The pilot’s seat and the parachute were removed and send back to their manufacturers for analysis and research on future airworthiness improvements.  Both performed quite admirably:  I’m told that the honeycomb structure embedded under the seat cushion now contains a very deep impression of my butt; and that the parachute had a small rip (probably from the recovery process).  No doubt the thoughtful engineering and durable crash-safety design by Cirrus and BRS spared me from serious back or spinal injury.


When the wing was removed, visual inspection revealed damage to several elements inside the wing structure.
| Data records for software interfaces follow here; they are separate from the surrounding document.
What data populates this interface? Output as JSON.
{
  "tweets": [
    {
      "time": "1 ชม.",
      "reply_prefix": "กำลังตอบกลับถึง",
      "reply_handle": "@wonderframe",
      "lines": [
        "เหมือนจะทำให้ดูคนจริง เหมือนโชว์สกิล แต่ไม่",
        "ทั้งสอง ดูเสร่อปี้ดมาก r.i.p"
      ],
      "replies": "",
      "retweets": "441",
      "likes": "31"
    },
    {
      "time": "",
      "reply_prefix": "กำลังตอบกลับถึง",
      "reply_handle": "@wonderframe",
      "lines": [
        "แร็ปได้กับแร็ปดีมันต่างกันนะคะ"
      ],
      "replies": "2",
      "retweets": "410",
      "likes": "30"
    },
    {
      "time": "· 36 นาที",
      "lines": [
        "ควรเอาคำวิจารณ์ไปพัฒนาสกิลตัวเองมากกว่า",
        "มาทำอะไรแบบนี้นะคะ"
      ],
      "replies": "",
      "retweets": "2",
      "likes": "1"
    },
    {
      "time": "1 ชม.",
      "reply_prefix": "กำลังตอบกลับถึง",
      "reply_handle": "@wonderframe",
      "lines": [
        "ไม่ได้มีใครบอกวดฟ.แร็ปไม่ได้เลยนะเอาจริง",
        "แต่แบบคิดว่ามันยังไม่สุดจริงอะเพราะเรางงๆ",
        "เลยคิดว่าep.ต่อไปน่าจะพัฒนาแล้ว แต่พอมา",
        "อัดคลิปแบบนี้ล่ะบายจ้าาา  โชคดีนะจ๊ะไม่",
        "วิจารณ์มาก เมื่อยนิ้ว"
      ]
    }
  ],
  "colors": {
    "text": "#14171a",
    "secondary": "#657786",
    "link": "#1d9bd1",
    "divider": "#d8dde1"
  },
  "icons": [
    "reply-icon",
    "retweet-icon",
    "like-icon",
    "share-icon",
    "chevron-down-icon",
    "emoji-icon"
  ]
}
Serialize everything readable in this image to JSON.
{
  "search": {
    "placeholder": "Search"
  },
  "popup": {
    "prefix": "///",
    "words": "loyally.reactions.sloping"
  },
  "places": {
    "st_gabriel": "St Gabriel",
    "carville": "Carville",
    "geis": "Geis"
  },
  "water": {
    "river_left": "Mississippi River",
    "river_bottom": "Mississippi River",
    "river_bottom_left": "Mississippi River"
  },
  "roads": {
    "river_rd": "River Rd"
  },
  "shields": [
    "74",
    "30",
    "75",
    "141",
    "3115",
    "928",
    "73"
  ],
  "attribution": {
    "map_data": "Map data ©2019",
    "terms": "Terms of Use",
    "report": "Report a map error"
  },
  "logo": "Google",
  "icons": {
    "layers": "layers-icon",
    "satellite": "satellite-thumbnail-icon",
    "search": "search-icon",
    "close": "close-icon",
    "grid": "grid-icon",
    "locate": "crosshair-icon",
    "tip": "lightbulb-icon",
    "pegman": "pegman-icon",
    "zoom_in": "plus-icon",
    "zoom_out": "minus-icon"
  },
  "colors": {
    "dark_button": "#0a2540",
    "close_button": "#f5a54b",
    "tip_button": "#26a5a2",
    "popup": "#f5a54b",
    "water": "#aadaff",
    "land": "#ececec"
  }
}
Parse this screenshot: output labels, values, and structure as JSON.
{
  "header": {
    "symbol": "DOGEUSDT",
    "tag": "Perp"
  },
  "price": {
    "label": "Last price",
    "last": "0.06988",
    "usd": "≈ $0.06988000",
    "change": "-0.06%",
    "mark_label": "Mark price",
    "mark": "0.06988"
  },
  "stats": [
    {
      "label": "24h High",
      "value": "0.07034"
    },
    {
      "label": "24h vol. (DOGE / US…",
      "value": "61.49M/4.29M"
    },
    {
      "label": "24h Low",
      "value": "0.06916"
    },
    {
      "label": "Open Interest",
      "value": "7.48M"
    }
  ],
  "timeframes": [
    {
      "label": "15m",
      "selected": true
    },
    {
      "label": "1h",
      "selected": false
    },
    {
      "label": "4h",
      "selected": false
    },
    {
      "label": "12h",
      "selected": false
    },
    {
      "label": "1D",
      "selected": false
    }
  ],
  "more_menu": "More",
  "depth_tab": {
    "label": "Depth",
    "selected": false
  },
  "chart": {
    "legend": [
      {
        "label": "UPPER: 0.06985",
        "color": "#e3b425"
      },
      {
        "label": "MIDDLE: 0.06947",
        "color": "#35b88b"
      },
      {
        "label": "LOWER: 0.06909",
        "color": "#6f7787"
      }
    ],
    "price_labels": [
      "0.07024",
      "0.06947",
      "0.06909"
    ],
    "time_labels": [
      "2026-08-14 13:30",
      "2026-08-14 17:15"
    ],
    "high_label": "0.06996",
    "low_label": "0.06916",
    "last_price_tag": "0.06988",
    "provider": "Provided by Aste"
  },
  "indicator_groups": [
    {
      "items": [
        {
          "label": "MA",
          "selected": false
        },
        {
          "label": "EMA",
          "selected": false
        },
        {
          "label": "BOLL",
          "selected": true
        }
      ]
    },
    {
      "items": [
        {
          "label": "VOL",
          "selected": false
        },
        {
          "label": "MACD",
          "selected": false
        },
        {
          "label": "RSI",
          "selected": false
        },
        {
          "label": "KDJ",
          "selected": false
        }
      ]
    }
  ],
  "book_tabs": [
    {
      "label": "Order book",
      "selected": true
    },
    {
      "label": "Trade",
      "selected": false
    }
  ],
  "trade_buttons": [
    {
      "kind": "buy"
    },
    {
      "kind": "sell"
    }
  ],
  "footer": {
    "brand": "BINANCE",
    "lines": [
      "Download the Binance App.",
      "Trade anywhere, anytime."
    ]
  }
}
This happened either from the force of the impact into the water, or in the air during the descent (when the airspeed was above “never exceed” speed for probably 10-20 seconds). My guess is the later, since the momentum of a 3,000-pound plane hitting the water at 10-15 mph is probably within the performance envelope (note the minimal damage to the top left prop when it hit the water); whereas anything above the “never exceed” is likely to spell trouble.


·        I am still wrestling with the psychological aspects of surviving the plane crash, and probably will be for some time.  For the first four days, even a small pain would trigger an uncontrollable flood of emotions by forcing a replay of the worst memories of the crash:  struggling to avoid the fuel tanks; hitting the water and seeing it rise to the top of the windows; realizing that the door was jammed and breaking the window to climb out; learning in the emergency room that I have a brain tumor. 


Since then, I am sleeping soundly and have gained some distance both from the worst events of the crash, as well as the physical discomforts that trigger the traumatic memories.  Having the support and love of hundreds of people has helped cushion the pain considerably, but it is still there lurking just beneath the surface; just like the tumor is lurking beneath my skull. 


I wish the surgery could take place right NOW:  I am that certain it will alleviate the root cause of all of the trauma and begin to restore my equanimity with the world.